A brief history on Wyoming State- also includes valuable facts.

Only available on StudyMode
  • Topic: Wyoming, Colorado, Oregon Trail
  • Pages : 5 (1266 words )
  • Download(s) : 564
  • Published : November 8, 2003
Open Document
Text Preview
WYOMING

History and Important People

For many years the Wyoming region was divided into two parts. The section west of the Continental Divide was part of three territories first Oregon, then Utah and Idaho. Eastern Wyoming was included in Nebraska and Dakota. Finally, in 1868, these sections were united into Wyoming Territory. The following year legislature granted that woman had the right vote and the right to hold office the first such legal recognition in the United States. In 1924 Wyoming elected the first woman governor in the US Nellie Ross.
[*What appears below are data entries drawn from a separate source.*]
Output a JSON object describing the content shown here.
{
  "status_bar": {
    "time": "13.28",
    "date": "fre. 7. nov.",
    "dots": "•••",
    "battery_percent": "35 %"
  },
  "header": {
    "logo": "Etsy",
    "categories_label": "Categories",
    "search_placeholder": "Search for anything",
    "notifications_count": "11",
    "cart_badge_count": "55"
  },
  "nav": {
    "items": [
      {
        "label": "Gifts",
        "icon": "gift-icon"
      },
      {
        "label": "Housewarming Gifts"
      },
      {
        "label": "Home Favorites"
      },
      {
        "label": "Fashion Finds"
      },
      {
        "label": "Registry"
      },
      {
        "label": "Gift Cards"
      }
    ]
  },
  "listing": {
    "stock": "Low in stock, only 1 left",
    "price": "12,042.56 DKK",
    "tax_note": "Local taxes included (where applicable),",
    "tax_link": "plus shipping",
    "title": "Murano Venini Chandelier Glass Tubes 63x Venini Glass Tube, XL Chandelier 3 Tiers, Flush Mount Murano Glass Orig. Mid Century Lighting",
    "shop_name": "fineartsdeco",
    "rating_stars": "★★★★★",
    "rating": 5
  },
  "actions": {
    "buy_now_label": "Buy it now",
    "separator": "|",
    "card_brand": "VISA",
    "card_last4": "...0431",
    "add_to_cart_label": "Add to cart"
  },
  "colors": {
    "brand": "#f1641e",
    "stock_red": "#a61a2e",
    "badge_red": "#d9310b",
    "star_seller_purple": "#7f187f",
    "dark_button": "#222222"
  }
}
On July 10, 1890, Wyoming was admitted to the Union as the 44th state. So the Equality State came to be with the motto "equal rights". The Sagebrush State, and Cowboy State are other nicknames. Its original name came from a Delaware Indian word probably meaning plains or meadows. The state lies about midway between the Mississippi River and the Pacific Ocean. Here the Great Plains covering the eastern part of the state merge with the towering Rocky Mountains. The massive Rockies sweep across Wyoming from northwest to southeast.

Cheyenne was selected as the capital of Wyoming Territory in 1869. The state constitution was adopted in 1889. It became the state capital when Wyoming was admitted to the Union in 1890. Wyoming's chief tourist attraction was recognized in 1872 while Wyoming was still a territory Yellowstone became the first national park created by Congress.

Almost all of the territory west of the Mississippi River became a part of the United States through major annexations. Wyoming is the only state with land from all four of these acquisitions. The eastern section of the state was part of the Louisiana Purchase 1803. South-central Wyoming was annexed from Texas in 1845. The northwestern corner was part of the Oregon country1846. The rest of the region was granted to the United States by Mexico by treaty in 1848.

Among those who opened up the Wyoming frontier were fur trappers like Jim Bridger and scouts like Kit Carson, and explorers like John Bozeman and John C. Fremont. One of the first white women to see Wyoming was the missionary Narcissa Whitman. Robert Campbell and William Sublette built Fort William later becoming Fort Laramie in 1834 the first permanent settlement in what is now Wyoming. Rev. Vaux, chaplain at the fort, established the first school in the Wyoming area at Fort Laramie in 1852. Jim Bridger founded Fort Bridger in present Uinta County in 1843 used by the US Army during the Indian wars. Cheyenne was founded near Fort Russell in 1867. This fort is now the site of Warren Air Force Base, named in honor of Wyoming's first state governor. These forts served to protect emigrants in the great migration west on the California, Mormon, Oregon, and Bozeman trails. The Continental Divide, or Crest of the Rockies, is the backbone of the North American continent weaving across Wyoming. It was a challenge for hundreds of thousands of pioneers from the East bound for the Far West in covered wagons.

The whole Wyoming region was a favorite hunting ground for many Native American tribes mainly the Crow, Arapaho, Shoshone, and Cheyenne. The first white settlers were fur traders and trappers. Other pioneers won fame as Indian fighters and hardy mountain men. Buffalo Bill Cody toured Wyoming with his famous Wild West exhibition before founding the town of Cody. The great majority of settlers came from Eastern states and from Texas. The mail route of the legendary Pony Express crossed the territory in 1860-61. The Union Pacific Railroad tracks, which linked the East and West coasts, also went through Wyoming, but few people came to stay. For much of the 19th century the free open-range country was the desolate land of the cowboy. When cattle raising began to flourish after the American Civil War, Wyoming was the scene of many cattle drives. Because of the state's high, rugged terrain and sparse rainfall, much of the land is still fit for stock...